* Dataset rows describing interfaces
# # # #

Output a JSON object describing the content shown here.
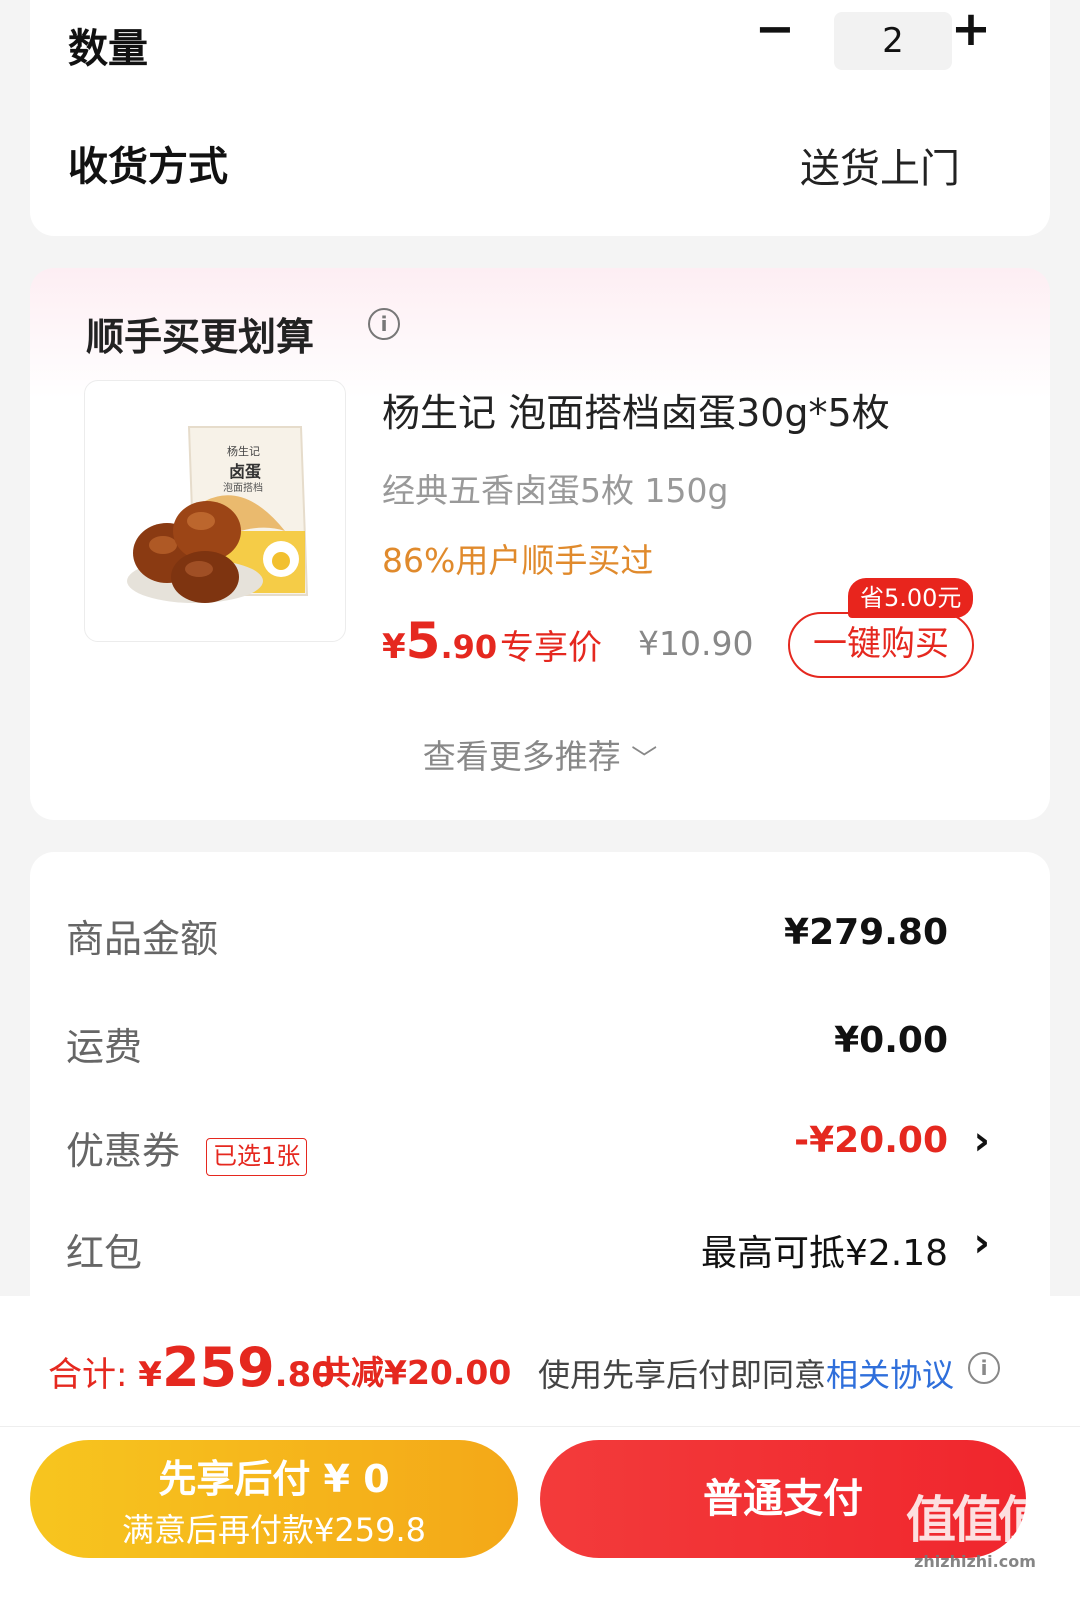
{
  "order": {
    "quantity_label": "数量",
    "minus_symbol": "−",
    "plus_symbol": "+",
    "quantity_value": "2",
    "shipping_label": "收货方式",
    "shipping_value": "送货上门"
  },
  "recommend": {
    "title": "顺手买更划算",
    "info_icon_glyph": "i",
    "product": {
      "image_icon": "braised-egg-product-image",
      "bag_brand": "杨生记",
      "bag_title": "卤蛋",
      "bag_subtitle": "泡面搭档",
      "name": "杨生记 泡面搭档卤蛋30g*5枚",
      "spec": "经典五香卤蛋5枚 150g",
      "social_proof": "86%用户顺手买过",
      "price_currency": "¥",
      "price_int": "5",
      "price_dec": ".90",
      "price_tag": "专享价",
      "original_price": "¥10.90",
      "save_badge": "省5.00元",
      "buy_button": "一键购买"
    },
    "more_label": "查看更多推荐",
    "more_chevron": "﹀"
  },
  "summary": {
    "goods_label": "商品金额",
    "goods_value": "¥279.80",
    "freight_label": "运费",
    "freight_value": "¥0.00",
    "coupon_label": "优惠券",
    "coupon_badge": "已选1张",
    "coupon_value": "-¥20.00",
    "redpacket_label": "红包",
    "redpacket_value": "最高可抵¥2.18",
    "chevron": "›"
  },
  "footer": {
    "total_label": "合计: ",
    "total_currency": "¥",
    "total_int": "259",
    "total_dec": ".80",
    "total_discount": "共减¥20.00",
    "agreement_text": "使用先享后付即同意",
    "agreement_link": "相关协议",
    "info_icon_glyph": "i",
    "pay_later_title": "先享后付 ¥ 0",
    "pay_later_sub": "满意后再付款¥259.8",
    "pay_now": "普通支付"
  },
  "watermark": {
    "main": "值值值",
    "sub": "zhizhizhi.com"
  },
  "colors": {
    "accent_red": "#e5281f",
    "accent_orange": "#e08a2c",
    "link_blue": "#2f6fdb",
    "pay_later_yellow": "#f6b81c",
    "pay_now_red": "#f0262d"
  }
}
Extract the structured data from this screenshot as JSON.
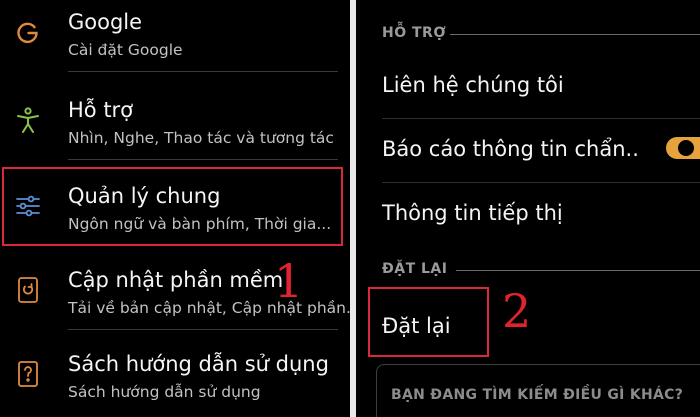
{
  "left_menu": {
    "items": [
      {
        "icon": "google-icon",
        "title": "Google",
        "subtitle": "Cài đặt Google"
      },
      {
        "icon": "accessibility-icon",
        "title": "Hỗ trợ",
        "subtitle": "Nhìn, Nghe, Thao tác và tương tác"
      },
      {
        "icon": "sliders-icon",
        "title": "Quản lý chung",
        "subtitle": "Ngôn ngữ và bàn phím, Thời gia..."
      },
      {
        "icon": "software-update-icon",
        "title": "Cập nhật phần mềm",
        "subtitle": "Tải về bản cập nhật, Cập nhật phần..."
      },
      {
        "icon": "manual-icon",
        "title": "Sách hướng dẫn sử dụng",
        "subtitle": "Sách hướng dẫn sử dụng"
      }
    ],
    "step_label": "1"
  },
  "right_panel": {
    "support_section": {
      "header": "HỖ TRỢ",
      "items": [
        "Liên hệ chúng tôi",
        "Báo cáo thông tin chẩn..",
        "Thông tin tiếp thị"
      ]
    },
    "reset_section": {
      "header": "ĐẶT LẠI",
      "item": "Đặt lại"
    },
    "step_label": "2",
    "search_prompt": "BẠN ĐANG TÌM KIẾM ĐIỀU GÌ KHÁC?",
    "diagnostic_toggle_on": true
  },
  "colors": {
    "highlight": "#d8283a",
    "step_number": "#e0232e",
    "toggle": "#e6a23c",
    "icon_orange": "#e08a3c",
    "icon_green": "#8bc34a",
    "icon_blue": "#5c8fd6"
  }
}
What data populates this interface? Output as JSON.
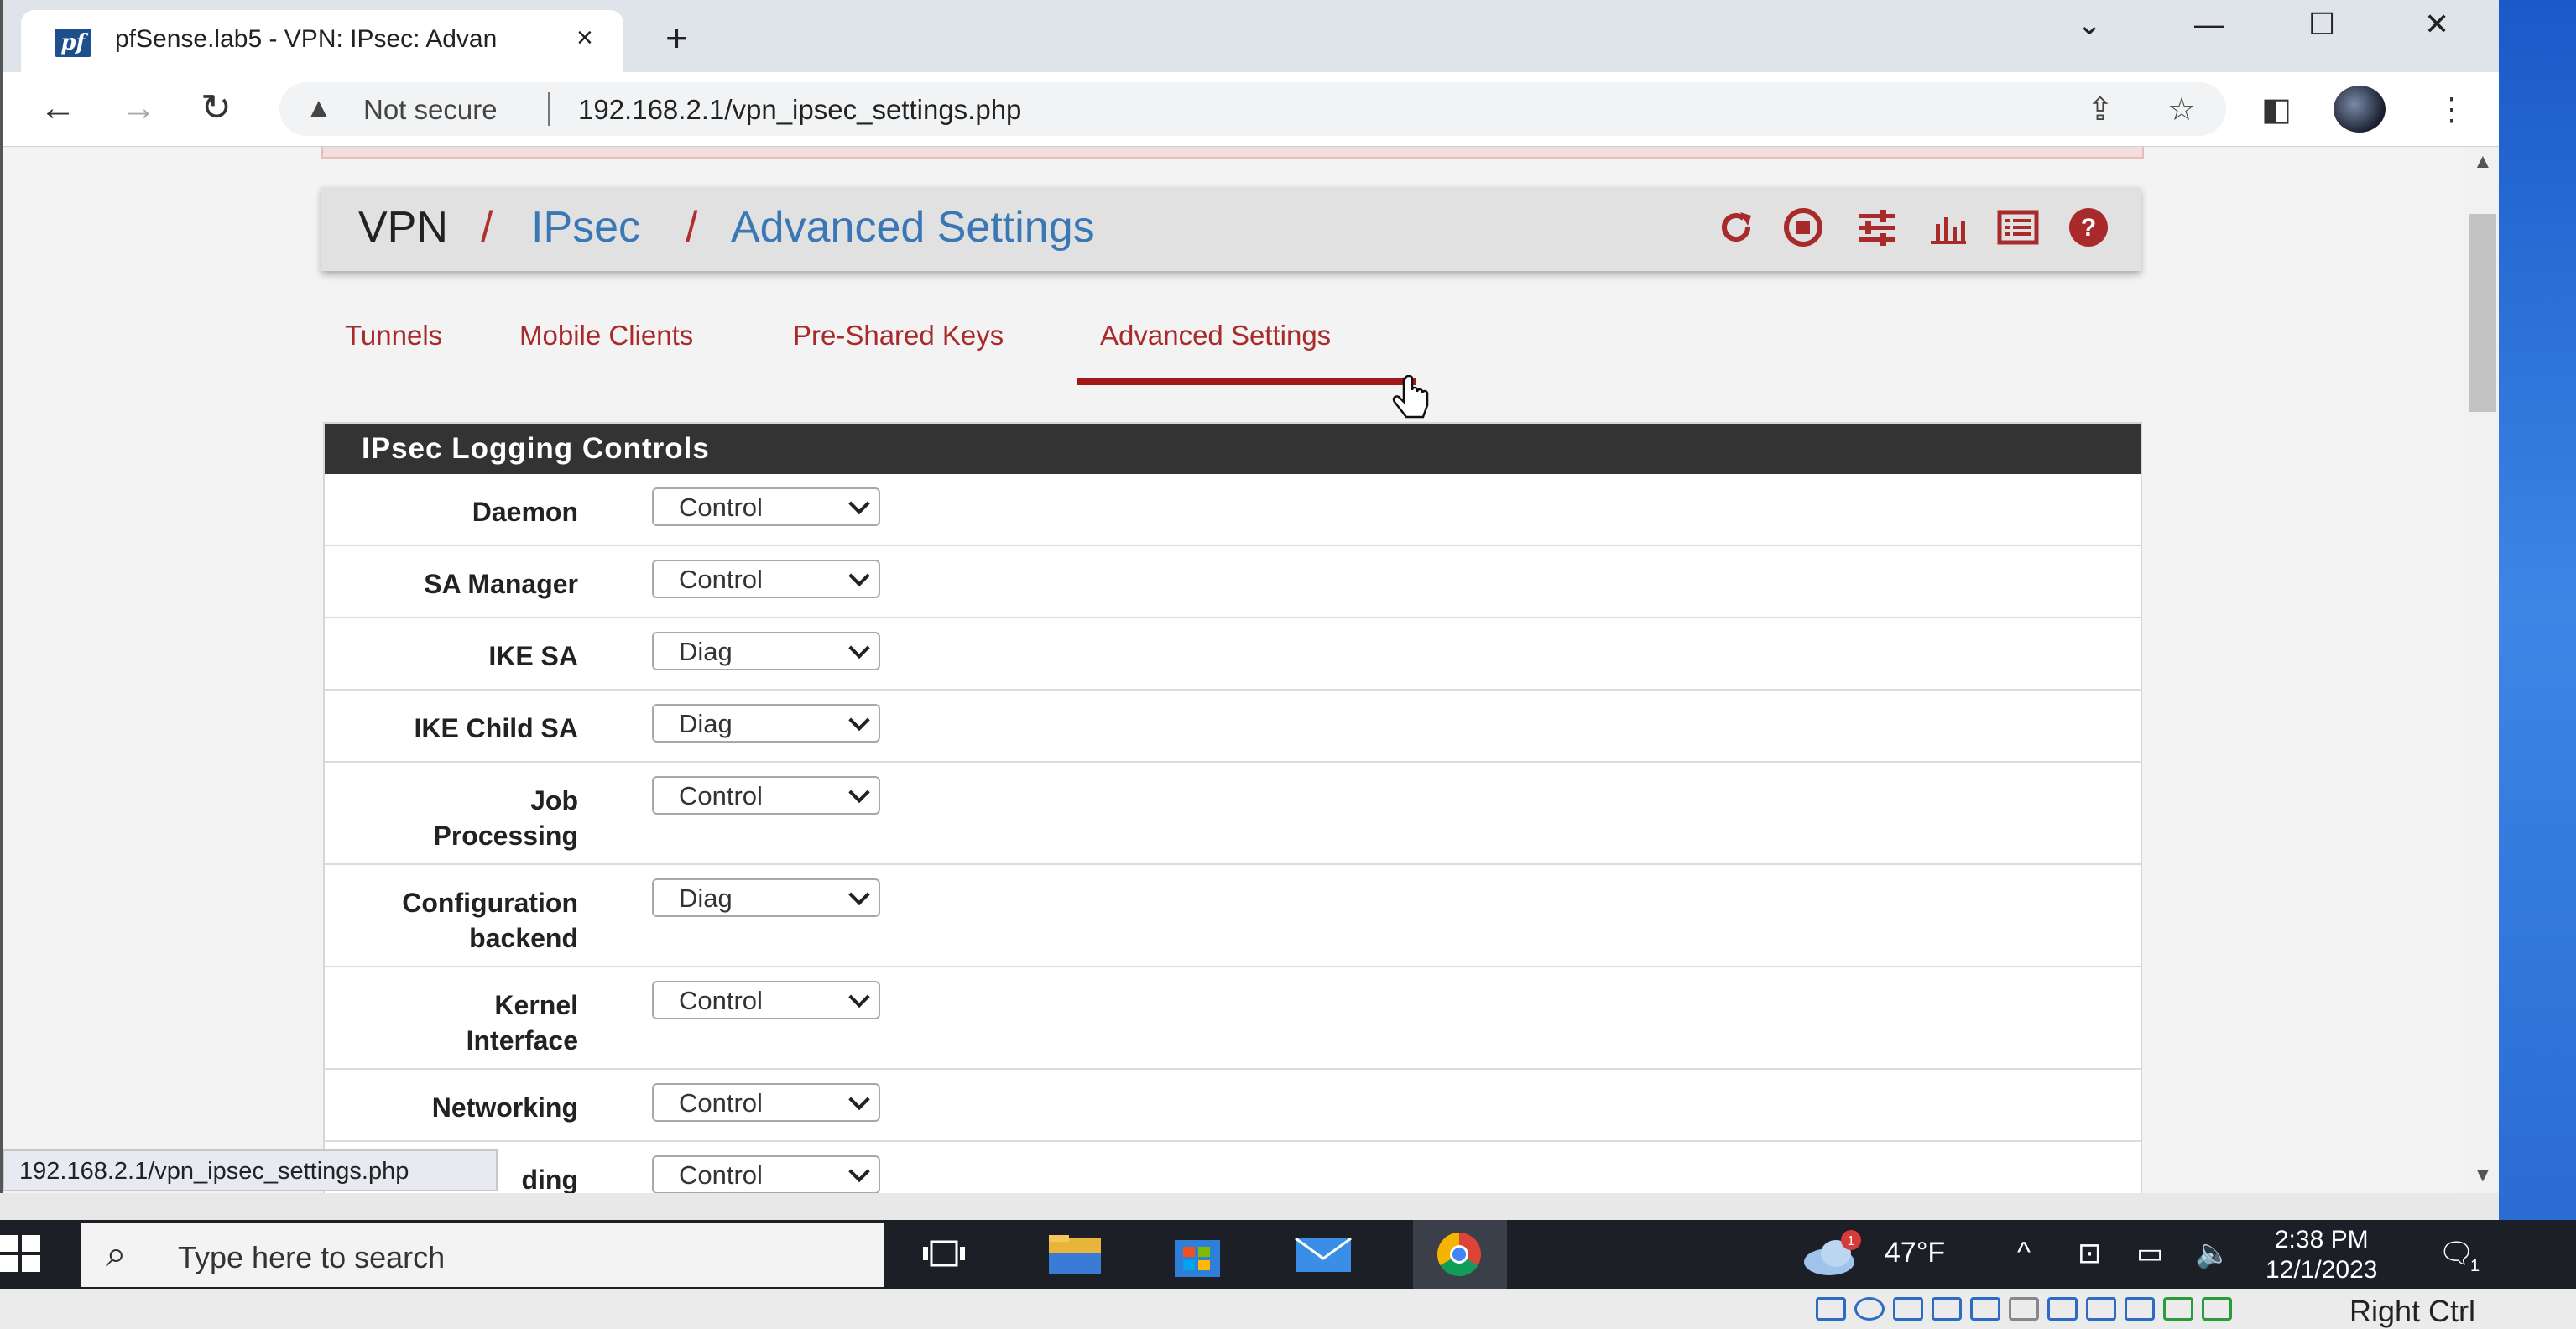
{
  "browser": {
    "tab_title": "pfSense.lab5 - VPN: IPsec: Advan",
    "new_tab": "+",
    "close_tab": "×",
    "not_secure": "Not secure",
    "url": "192.168.2.1/vpn_ipsec_settings.php"
  },
  "breadcrumb": {
    "vpn": "VPN",
    "ipsec": "IPsec",
    "advanced": "Advanced Settings",
    "sep": "/"
  },
  "tabs": {
    "tunnels": "Tunnels",
    "mobile": "Mobile Clients",
    "psk": "Pre-Shared Keys",
    "advanced": "Advanced Settings"
  },
  "panel": {
    "heading": "IPsec Logging Controls",
    "rows": [
      {
        "label": "Daemon",
        "value": "Control"
      },
      {
        "label": "SA Manager",
        "value": "Control"
      },
      {
        "label": "IKE SA",
        "value": "Diag"
      },
      {
        "label": "IKE Child SA",
        "value": "Diag"
      },
      {
        "label": "Job\nProcessing",
        "value": "Control"
      },
      {
        "label": "Configuration\nbackend",
        "value": "Diag"
      },
      {
        "label": "Kernel\nInterface",
        "value": "Control"
      },
      {
        "label": "Networking",
        "value": "Control"
      },
      {
        "label": "ding",
        "value": "Control"
      }
    ]
  },
  "status_url": "192.168.2.1/vpn_ipsec_settings.php",
  "taskbar": {
    "search_placeholder": "Type here to search",
    "weather": "47°F",
    "weather_badge": "1",
    "time": "2:38 PM",
    "date": "12/1/2023",
    "notif_count": "1"
  },
  "vbox": {
    "host_key": "Right Ctrl"
  },
  "colors": {
    "accent": "#a82a2a",
    "link": "#3a77b5",
    "panel_head": "#333333"
  }
}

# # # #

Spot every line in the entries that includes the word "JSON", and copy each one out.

* Response to this task
Output a JSON object describing the content shown here.
Extract the structured data from this screenshot as JSON.
What data populates this interface? Output as JSON.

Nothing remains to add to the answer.